Excerpts from an interface dataset:

⟨

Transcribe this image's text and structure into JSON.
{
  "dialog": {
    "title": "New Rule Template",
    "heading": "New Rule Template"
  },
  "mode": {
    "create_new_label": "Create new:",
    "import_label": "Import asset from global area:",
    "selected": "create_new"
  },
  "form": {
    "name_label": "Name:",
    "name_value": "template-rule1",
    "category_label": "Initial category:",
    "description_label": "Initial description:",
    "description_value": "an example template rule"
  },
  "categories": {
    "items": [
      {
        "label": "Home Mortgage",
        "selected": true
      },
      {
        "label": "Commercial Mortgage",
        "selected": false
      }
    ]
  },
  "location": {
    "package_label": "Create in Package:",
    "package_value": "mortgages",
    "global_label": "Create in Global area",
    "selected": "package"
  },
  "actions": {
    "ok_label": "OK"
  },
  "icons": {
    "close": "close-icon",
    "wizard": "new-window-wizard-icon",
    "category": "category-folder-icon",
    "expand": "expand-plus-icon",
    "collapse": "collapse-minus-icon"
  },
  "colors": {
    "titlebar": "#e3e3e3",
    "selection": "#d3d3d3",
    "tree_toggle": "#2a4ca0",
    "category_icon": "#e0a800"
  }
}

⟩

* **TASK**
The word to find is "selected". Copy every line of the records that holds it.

* **RESPONSE BOX**
    "selected": "create_new"
        "selected": true
        "selected": false
    "selected": "package"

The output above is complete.